Amanda Buss, 34, of Phillipsburg, was diagnosed with metastatic breast cancer when she was 28 years old. But from the start of her battle, she refused to let the disease that was taking over her body also take over her mind.
Buss says she remembers thinking to herself, “I’m 28. There’s no way this cancer is going to take my life from me. My daughter will not lose her mom.”
But she says that in the beginning, what she could potentially face was not always clear.
“I really didn’t want to go on the Internet to find things,” she says. “The Internet gives you the worst case scenario and then you’re thinking even more.”
She says she tried support groups, at her doctor’s suggestion, but was often made to feel like she didn’t belong, or was lost when she would attend meetings with women who were older than she was. Some didn’t believe that she was there because she had been diagnosed with breast cancer.
“You’re too young to have cancer,” one woman said to her.
She says she left the meeting thinking she would never again attend another support group, feeling like everyone there had already given up.
She then found a support group for women diagnosed with breast cancer under the age of 40 in Doylestown, Pa. Since then, the Cancer Support Community of the Greater Lehigh Valley has implemented the same group, which she routinely attends.
Buss attributes much of her success in overcoming the dark side of breast cancer to her husband, who was just her boyfriend at the time of diagnosis. She says she was worried whether or not she would still be attractive to him after losing her hair.
“Now I can have my Sinead O’Connor fantasy,” Buss’s husband told her. “Amanda, I love you for who you are and not what you look like.”
The couple was married in May.
Fertility issues have been discussed, but Buss is currently content with life with her 9-year-old daughter, who she says keeps her as busy as if she had multiple children. While she says she may not ever be able to say she is cancer-free because of her type of cancer, her doctors have worked to keep it dormant.
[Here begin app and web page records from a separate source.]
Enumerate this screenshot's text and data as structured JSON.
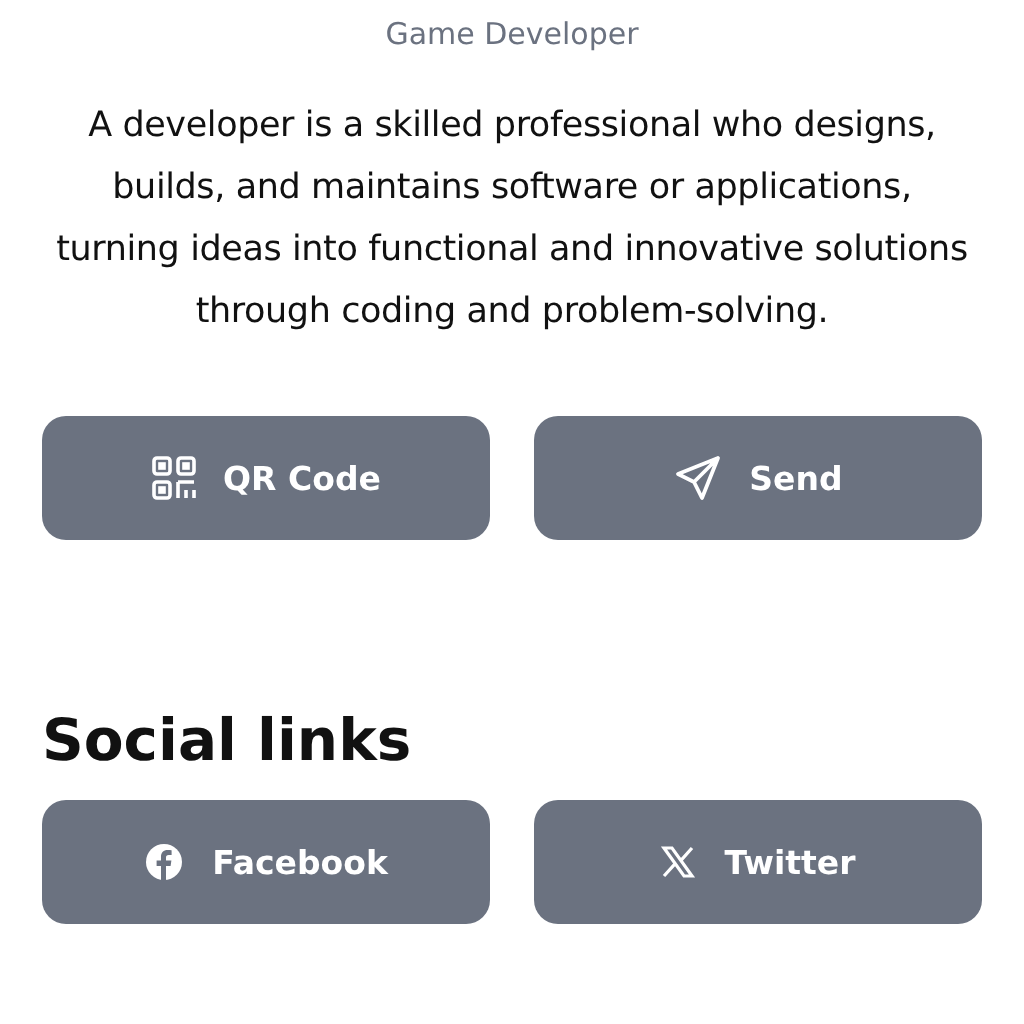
{
  "role": "Game Developer",
  "bio": "A developer is a skilled professional who designs, builds, and maintains software or applications, turning ideas into functional and innovative solutions through coding and problem-solving.",
  "actions": [
    {
      "label": "QR Code",
      "kind": "qr"
    },
    {
      "label": "Send",
      "kind": "send"
    }
  ],
  "social": {
    "heading": "Social links",
    "links": [
      {
        "label": "Facebook",
        "kind": "facebook"
      },
      {
        "label": "Twitter",
        "kind": "x"
      }
    ]
  }
}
Finding doctors who could address her needs as a young cancer patient was also one of the struggles Buss faced.
She says one doctor would roll his eyes at her questions. Another sat her down and gave her a stack of pamphlets to sort through to choose her treatment. All had pictures of women at later stages in life.
But she wouldn’t take this lying down. She soon sought out another doctor whom she was comfortable with and felt took her seriously.
Unfortunately, this is not an uncommon occurrence with young breast cancer patients.
Dr. James Airoldi, a perinatologist specializing in high-risk pregnancies at St. Luke’s Health Network, says doctors do not always do the best job of addressing the concerns of young female patients, and that is something he works to change.
“We as doctors need to do a better job with that,” he says.
Dr. Airoldi says young women should expect their doctor to address concerns about what happens after treatment. He says youthful issues, such as fertility, are things he actively discusses.
“I don’t want women to think, ‘I’m going to get chemotherapy and it’s going to wipe my ovaries out,’” he says. “You just never know. There’s plenty of hope.”
He encourages, especially with fertility concerns, not waiting to open up the communication lines.
“The first thing you need to do is have a frank, honest, face-to-face conversation with your doctor,” he says. He goes on to say that the consultation should be at least an hour long and the doctor should be versed on articles and research.
He says there are many options for those looking to have children after cancer treatments, but the most important window to make these decisions is the period between diagnosis and when chemotherapy and radiation treatments start.
“I would use those four to six golden weeks to go through ovarian stimulation and egg retrieval,” he says of the options, which include freezing eggs for future implantation.
He also says there are numerous treatment options for women who are diagnosed while pregnant.
Don’t ask, don’t tell
Aliza Hasan, of Hackettstown, told her doctor, whom she no longer sees, of a small lump she found in her breast while she was pregnant in 2011. The doctor dismissed the lump as being pregnancy related. Hasan didn’t push the issue.
“This is my first pregnancy and I’m a little bit shy,” she says of when she first found a small lump in her breast. “So I didn’t tell anybody.”
But the lump got bigger. She brought it up again to her doctor, who then ordered testing. She then went to Lehigh Valley Health Network, where she was diagnosed and treated in 2011, during her 26th week of pregnancy. She never saw the other doctor again.
She says prior to her diagnosis, she didn’t even know what breast cancer was.
“I never had any idea,” she says. “I never knew about self exams.”
Even through her struggles of losing her manufacturing job due to being sick at work and then later her health insurance, she says, her family, faith and new choice in doctors has kept her strong.
“I’m still scared all the time my cancer is coming back,” she admits. “They give me hope.”
She is looking forward to celebrating the first birthday of her daughter, Amreem Ahmed, in October.